Really great cooperative games aren’t all that common. But co-op games that adults can play together with kids? They’re pretty much non-existent. Outside of the surprisingly enduring Lego series from Traveller’s Tales, I haven’t found much that’s actually fun to play with my five-year-old daughter. Games are either too complex for her to find fun or too simple to be all that interesting for me. That middle ground is a barren place, one that Nintendo’s adorable pink blob Kirby has happily filled.

Kirby Star Allies launches today on the Switch as the latest entry in the character’s long-running series of fairly simple platforming games. Kirby games have never exactly been challenging; instead, their appeal is a mix of charm and inventiveness. Kirby’s singular skill is that he’s a glutton. His main form of attack is swallowing enemies whole, and he can even absorb their abilities.
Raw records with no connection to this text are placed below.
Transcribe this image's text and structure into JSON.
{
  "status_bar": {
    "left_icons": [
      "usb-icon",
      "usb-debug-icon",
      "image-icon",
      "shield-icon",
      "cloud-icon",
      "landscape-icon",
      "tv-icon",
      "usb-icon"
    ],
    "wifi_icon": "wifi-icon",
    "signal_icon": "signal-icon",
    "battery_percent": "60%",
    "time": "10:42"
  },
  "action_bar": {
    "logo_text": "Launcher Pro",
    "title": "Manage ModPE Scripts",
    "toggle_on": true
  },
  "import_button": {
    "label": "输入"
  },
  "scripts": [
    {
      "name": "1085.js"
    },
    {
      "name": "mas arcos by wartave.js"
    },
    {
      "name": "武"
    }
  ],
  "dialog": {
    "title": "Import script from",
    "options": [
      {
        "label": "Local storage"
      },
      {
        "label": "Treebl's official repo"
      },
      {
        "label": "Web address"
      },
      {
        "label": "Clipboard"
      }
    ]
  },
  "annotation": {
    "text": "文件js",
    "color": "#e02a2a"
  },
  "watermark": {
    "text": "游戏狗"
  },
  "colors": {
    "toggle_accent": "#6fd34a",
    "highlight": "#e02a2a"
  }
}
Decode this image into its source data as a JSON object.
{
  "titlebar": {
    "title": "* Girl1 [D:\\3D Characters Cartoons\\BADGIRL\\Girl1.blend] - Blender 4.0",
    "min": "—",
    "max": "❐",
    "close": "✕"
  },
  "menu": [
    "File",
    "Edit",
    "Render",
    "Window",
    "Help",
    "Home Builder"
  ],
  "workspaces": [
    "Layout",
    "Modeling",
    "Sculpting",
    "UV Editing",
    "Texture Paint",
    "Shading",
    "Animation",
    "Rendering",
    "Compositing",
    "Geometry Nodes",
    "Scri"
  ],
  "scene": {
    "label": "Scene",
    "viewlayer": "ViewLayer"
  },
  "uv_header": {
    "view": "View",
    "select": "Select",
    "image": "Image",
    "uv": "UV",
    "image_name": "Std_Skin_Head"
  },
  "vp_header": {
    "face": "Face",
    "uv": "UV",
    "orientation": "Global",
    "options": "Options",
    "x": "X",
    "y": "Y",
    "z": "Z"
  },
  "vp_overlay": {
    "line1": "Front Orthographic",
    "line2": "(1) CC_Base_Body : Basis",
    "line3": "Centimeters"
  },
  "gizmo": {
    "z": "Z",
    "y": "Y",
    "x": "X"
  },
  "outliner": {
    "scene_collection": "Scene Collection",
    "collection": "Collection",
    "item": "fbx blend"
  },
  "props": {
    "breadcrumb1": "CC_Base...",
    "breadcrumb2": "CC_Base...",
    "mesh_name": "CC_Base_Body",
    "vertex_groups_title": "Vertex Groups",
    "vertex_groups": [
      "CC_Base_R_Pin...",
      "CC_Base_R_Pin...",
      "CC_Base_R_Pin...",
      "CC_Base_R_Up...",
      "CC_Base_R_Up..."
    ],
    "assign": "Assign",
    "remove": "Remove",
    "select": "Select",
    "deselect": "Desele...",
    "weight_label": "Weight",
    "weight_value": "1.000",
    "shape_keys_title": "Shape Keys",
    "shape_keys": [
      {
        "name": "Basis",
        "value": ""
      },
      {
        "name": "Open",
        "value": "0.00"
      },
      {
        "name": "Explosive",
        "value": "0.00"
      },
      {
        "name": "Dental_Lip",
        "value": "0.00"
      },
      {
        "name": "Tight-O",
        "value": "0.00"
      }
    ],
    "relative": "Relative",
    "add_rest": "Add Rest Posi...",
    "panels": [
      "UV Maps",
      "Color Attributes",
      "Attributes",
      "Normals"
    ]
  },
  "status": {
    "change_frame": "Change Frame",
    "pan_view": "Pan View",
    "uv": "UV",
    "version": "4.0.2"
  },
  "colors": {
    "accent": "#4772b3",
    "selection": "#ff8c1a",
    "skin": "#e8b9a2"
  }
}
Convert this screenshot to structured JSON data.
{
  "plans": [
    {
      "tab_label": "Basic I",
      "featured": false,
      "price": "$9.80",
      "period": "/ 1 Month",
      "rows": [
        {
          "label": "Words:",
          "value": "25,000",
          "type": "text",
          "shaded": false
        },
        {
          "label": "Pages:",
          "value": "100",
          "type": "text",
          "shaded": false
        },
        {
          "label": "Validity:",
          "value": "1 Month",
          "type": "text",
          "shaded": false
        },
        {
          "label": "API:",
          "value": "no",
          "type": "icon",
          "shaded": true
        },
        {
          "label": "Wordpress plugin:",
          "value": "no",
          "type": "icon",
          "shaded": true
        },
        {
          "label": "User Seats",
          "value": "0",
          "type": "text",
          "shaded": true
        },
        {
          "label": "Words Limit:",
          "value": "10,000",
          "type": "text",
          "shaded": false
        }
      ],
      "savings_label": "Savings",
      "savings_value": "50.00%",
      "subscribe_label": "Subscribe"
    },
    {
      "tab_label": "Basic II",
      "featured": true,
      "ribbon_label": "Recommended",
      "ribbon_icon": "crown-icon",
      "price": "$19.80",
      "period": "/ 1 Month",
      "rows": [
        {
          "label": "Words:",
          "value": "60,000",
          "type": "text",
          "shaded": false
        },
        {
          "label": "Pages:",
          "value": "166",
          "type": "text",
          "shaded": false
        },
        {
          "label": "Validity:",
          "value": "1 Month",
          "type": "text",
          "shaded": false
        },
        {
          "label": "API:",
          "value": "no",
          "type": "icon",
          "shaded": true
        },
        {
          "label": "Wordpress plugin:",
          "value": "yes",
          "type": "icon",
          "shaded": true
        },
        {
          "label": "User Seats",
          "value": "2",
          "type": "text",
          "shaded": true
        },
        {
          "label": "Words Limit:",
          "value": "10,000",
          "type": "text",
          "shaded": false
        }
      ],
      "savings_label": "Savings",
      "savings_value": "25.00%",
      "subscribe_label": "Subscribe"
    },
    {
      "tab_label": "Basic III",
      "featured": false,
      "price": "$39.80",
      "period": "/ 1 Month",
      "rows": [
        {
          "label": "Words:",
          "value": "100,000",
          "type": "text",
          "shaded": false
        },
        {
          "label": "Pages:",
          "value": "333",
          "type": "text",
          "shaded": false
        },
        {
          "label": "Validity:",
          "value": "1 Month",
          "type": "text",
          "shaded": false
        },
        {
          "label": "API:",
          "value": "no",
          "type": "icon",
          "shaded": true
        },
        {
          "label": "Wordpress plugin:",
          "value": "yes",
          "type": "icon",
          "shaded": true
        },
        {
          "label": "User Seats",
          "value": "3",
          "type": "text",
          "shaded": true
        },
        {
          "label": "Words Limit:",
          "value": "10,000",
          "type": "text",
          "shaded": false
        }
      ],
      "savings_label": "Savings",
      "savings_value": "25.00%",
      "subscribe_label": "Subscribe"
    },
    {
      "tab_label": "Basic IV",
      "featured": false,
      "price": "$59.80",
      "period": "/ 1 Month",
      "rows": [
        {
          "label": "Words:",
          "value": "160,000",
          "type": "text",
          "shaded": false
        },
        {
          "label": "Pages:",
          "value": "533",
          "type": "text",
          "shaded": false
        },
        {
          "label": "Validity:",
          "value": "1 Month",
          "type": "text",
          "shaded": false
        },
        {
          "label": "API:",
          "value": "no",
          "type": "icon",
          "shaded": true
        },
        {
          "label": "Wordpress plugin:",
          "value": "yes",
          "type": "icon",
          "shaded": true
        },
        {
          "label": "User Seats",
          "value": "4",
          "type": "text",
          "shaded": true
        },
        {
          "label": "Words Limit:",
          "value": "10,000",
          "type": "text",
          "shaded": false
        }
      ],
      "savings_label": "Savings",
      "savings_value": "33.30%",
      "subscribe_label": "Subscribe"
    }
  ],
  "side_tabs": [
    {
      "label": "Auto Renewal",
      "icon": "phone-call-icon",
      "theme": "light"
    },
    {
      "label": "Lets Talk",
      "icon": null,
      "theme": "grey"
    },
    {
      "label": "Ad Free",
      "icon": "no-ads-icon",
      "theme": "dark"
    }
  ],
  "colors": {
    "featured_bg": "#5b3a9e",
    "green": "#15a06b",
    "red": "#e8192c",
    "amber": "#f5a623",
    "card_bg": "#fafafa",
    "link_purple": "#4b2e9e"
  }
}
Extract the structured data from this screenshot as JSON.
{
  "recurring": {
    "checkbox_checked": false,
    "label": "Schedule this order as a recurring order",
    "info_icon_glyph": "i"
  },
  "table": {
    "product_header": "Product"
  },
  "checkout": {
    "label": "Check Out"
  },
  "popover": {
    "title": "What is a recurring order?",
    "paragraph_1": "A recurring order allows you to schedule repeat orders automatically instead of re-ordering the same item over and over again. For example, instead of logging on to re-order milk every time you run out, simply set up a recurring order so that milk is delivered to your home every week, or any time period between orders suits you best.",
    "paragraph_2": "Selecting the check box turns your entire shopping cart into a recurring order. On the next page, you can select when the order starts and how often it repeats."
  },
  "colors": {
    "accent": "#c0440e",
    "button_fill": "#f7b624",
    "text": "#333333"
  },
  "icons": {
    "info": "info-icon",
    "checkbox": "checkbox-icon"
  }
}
Eat the right bad guy and Kirby will turn into a knight with a flaming sword or a cowboy with a twirling lasso. It’s both cute and fun to play around with, exploring all of the different potential abilities as you wander across an array of smartly designed 2D worlds.

Allies follows this formula, but with one key addition: Kirby has a new power that lets him toss a big pink star at an enemy in order to befriend it. You can have up to three friends along to help Kirby, and if you’re playing the game solo, they’re all controlled by the computer. But at any point, another player can hop in and take control of one of them. If you play by yourself, Allies is actually fairly boring; the level design is really simple, and there’s little to recommend it over other, better Kirby adventures, like the excellent Planet Robobot on the Nintendo 3DS. But when you play with someone else, the game comes alive — especially if you’re playing with someone younger.

The lack of challenge in Kirby games has always given them a somewhat breezy quality. Unlike a Super Mario adventure, which you can really dig into, Kirby games pleasantly wash over you. They’re fun, but not especially engaging. Turns out, this structure is perfect for playing the game with children.

For the most part, my daughter can play it just fine on her own, but if she does need a hand, I can jump in and help. I found myself hopping in to defeat some of the trickier bosses but otherwise letting her take the lead. At the same time, while I don’t feel particularly challenged playing, it’s still enjoyable. There’s something incredibly satisfying about Kirby’s eating power, and with four characters on-screen, things can get delightfully hectic. The game is at its best when it comes to the co-op puzzles, where players have to work together to progress. Again, these are all fairly simple — flip a switch to open a gate for your partner or light a fuse so the other person is shot out of a cannon — but I really enjoyed talking through these problems with my kid and having her figure out how to proceed with just a little help from me.

I wish there was a bit more to the level design; there’s not a lot of variety to the environmental puzzles, resulting in fairly straightforward levels. But even still, Kirby Star Allies fills in a gap in the Switch library. It’s a system full of family-friendly experiences, whether it’s Splatoon 2 or Super Mario Odyssey. Unfortunately, few of those experiences can be enjoyed by the entire family. But swallowing sentient snowmen and wizard painters? That’s something everyone can understand.